◆ **WHAT IS BEING ASKED**
Give the records below again exactly, and exclude each picture.

◆ **EXERCISE DATA**
-- Opening Marker --

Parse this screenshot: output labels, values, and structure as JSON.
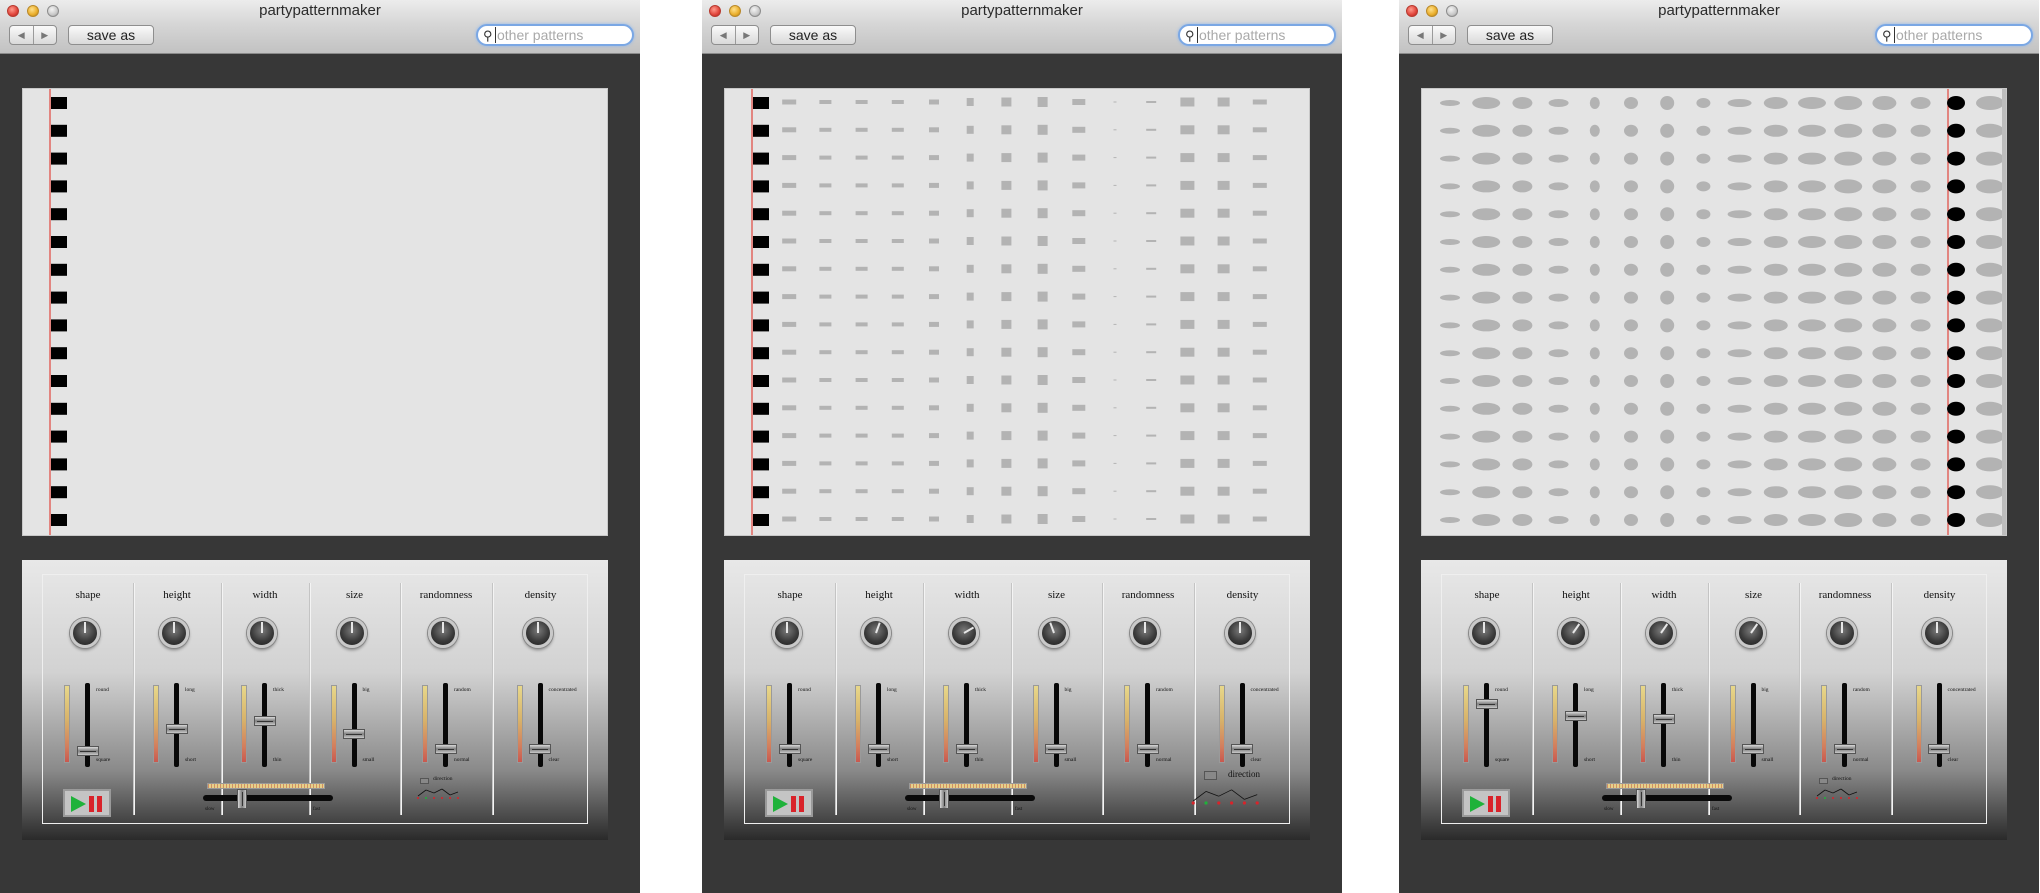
{
  "windows": [
    {
      "title": "partypatternmaker",
      "toolbar": {
        "back": "◀",
        "forward": "▶",
        "save_label": "save as",
        "search_placeholder": "other patterns"
      },
      "canvas": {
        "background": "#e4e4e4",
        "playhead_color": "#e0261d",
        "shape_color": "#000000",
        "ghost_color": "#b3b3b3",
        "rows": 16
      },
      "controls": {
        "columns": [
          {
            "label": "shape",
            "top": "round",
            "bottom": "square",
            "level": 0.15
          },
          {
            "label": "height",
            "top": "long",
            "bottom": "short",
            "level": 0.45
          },
          {
            "label": "width",
            "top": "thick",
            "bottom": "thin",
            "level": 0.55
          },
          {
            "label": "size",
            "top": "big",
            "bottom": "small",
            "level": 0.38
          },
          {
            "label": "randomness",
            "top": "random",
            "bottom": "normal",
            "level": 0.18
          },
          {
            "label": "density",
            "top": "concentrated",
            "bottom": "clear",
            "level": 0.18
          }
        ],
        "speed": {
          "slow": "slow",
          "fast": "fast",
          "level": 0.3
        },
        "direction_label": "direction"
      }
    },
    {
      "title": "partypatternmaker",
      "toolbar": {
        "back": "◀",
        "forward": "▶",
        "save_label": "save as",
        "search_placeholder": "other patterns"
      },
      "canvas": {
        "background": "#e4e4e4",
        "playhead_color": "#e0261d",
        "shape_color": "#000000",
        "ghost_color": "#b3b3b3",
        "rows": 16
      },
      "controls": {
        "columns": [
          {
            "label": "shape",
            "top": "round",
            "bottom": "square",
            "level": 0.18
          },
          {
            "label": "height",
            "top": "long",
            "bottom": "short",
            "level": 0.18
          },
          {
            "label": "width",
            "top": "thick",
            "bottom": "thin",
            "level": 0.18
          },
          {
            "label": "size",
            "top": "big",
            "bottom": "small",
            "level": 0.18
          },
          {
            "label": "randomness",
            "top": "random",
            "bottom": "normal",
            "level": 0.18
          },
          {
            "label": "density",
            "top": "concentrated",
            "bottom": "clear",
            "level": 0.18
          }
        ],
        "speed": {
          "slow": "slow",
          "fast": "fast",
          "level": 0.3
        },
        "direction_label": "direction"
      }
    },
    {
      "title": "partypatternmaker",
      "toolbar": {
        "back": "◀",
        "forward": "▶",
        "save_label": "save as",
        "search_placeholder": "other patterns"
      },
      "canvas": {
        "background": "#e4e4e4",
        "playhead_color": "#e0261d",
        "shape_color": "#000000",
        "ghost_color": "#b3b3b3",
        "rows": 16
      },
      "controls": {
        "columns": [
          {
            "label": "shape",
            "top": "round",
            "bottom": "square",
            "level": 0.78
          },
          {
            "label": "height",
            "top": "long",
            "bottom": "short",
            "level": 0.62
          },
          {
            "label": "width",
            "top": "thick",
            "bottom": "thin",
            "level": 0.58
          },
          {
            "label": "size",
            "top": "big",
            "bottom": "small",
            "level": 0.18
          },
          {
            "label": "randomness",
            "top": "random",
            "bottom": "normal",
            "level": 0.18
          },
          {
            "label": "density",
            "top": "concentrated",
            "bottom": "clear",
            "level": 0.18
          }
        ],
        "speed": {
          "slow": "slow",
          "fast": "fast",
          "level": 0.3
        },
        "direction_label": "direction"
      }
    }
  ]
}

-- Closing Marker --

◆ **REPLY TO THE EXERCISE**
Parse this screenshot: output labels, values, and structure as JSON.
{
  "windows": [
    {
      "title": "partypatternmaker",
      "toolbar": {
        "back": "◀",
        "forward": "▶",
        "save_label": "save as",
        "search_placeholder": "other patterns"
      },
      "canvas": {
        "background": "#e4e4e4",
        "playhead_color": "#e0261d",
        "shape_color": "#000000",
        "ghost_color": "#b3b3b3",
        "rows": 16
      },
      "controls": {
        "columns": [
          {
            "label": "shape",
            "top": "round",
            "bottom": "square",
            "level": 0.15
          },
          {
            "label": "height",
            "top": "long",
            "bottom": "short",
            "level": 0.45
          },
          {
            "label": "width",
            "top": "thick",
            "bottom": "thin",
            "level": 0.55
          },
          {
            "label": "size",
            "top": "big",
            "bottom": "small",
            "level": 0.38
          },
          {
            "label": "randomness",
            "top": "random",
            "bottom": "normal",
            "level": 0.18
          },
          {
            "label": "density",
            "top": "concentrated",
            "bottom": "clear",
            "level": 0.18
          }
        ],
        "speed": {
          "slow": "slow",
          "fast": "fast",
          "level": 0.3
        },
        "direction_label": "direction"
      }
    },
    {
      "title": "partypatternmaker",
      "toolbar": {
        "back": "◀",
        "forward": "▶",
        "save_label": "save as",
        "search_placeholder": "other patterns"
      },
      "canvas": {
        "background": "#e4e4e4",
        "playhead_color": "#e0261d",
        "shape_color": "#000000",
        "ghost_color": "#b3b3b3",
        "rows": 16
      },
      "controls": {
        "columns": [
          {
            "label": "shape",
            "top": "round",
            "bottom": "square",
            "level": 0.18
          },
          {
            "label": "height",
            "top": "long",
            "bottom": "short",
            "level": 0.18
          },
          {
            "label": "width",
            "top": "thick",
            "bottom": "thin",
            "level": 0.18
          },
          {
            "label": "size",
            "top": "big",
            "bottom": "small",
            "level": 0.18
          },
          {
            "label": "randomness",
            "top": "random",
            "bottom": "normal",
            "level": 0.18
          },
          {
            "label": "density",
            "top": "concentrated",
            "bottom": "clear",
            "level": 0.18
          }
        ],
        "speed": {
          "slow": "slow",
          "fast": "fast",
          "level": 0.3
        },
        "direction_label": "direction"
      }
    },
    {
      "title": "partypatternmaker",
      "toolbar": {
        "back": "◀",
        "forward": "▶",
        "save_label": "save as",
        "search_placeholder": "other patterns"
      },
      "canvas": {
        "background": "#e4e4e4",
        "playhead_color": "#e0261d",
        "shape_color": "#000000",
        "ghost_color": "#b3b3b3",
        "rows": 16
      },
      "controls": {
        "columns": [
          {
            "label": "shape",
            "top": "round",
            "bottom": "square",
            "level": 0.78
          },
          {
            "label": "height",
            "top": "long",
            "bottom": "short",
            "level": 0.62
          },
          {
            "label": "width",
            "top": "thick",
            "bottom": "thin",
            "level": 0.58
          },
          {
            "label": "size",
            "top": "big",
            "bottom": "small",
            "level": 0.18
          },
          {
            "label": "randomness",
            "top": "random",
            "bottom": "normal",
            "level": 0.18
          },
          {
            "label": "density",
            "top": "concentrated",
            "bottom": "clear",
            "level": 0.18
          }
        ],
        "speed": {
          "slow": "slow",
          "fast": "fast",
          "level": 0.3
        },
        "direction_label": "direction"
      }
    }
  ]
}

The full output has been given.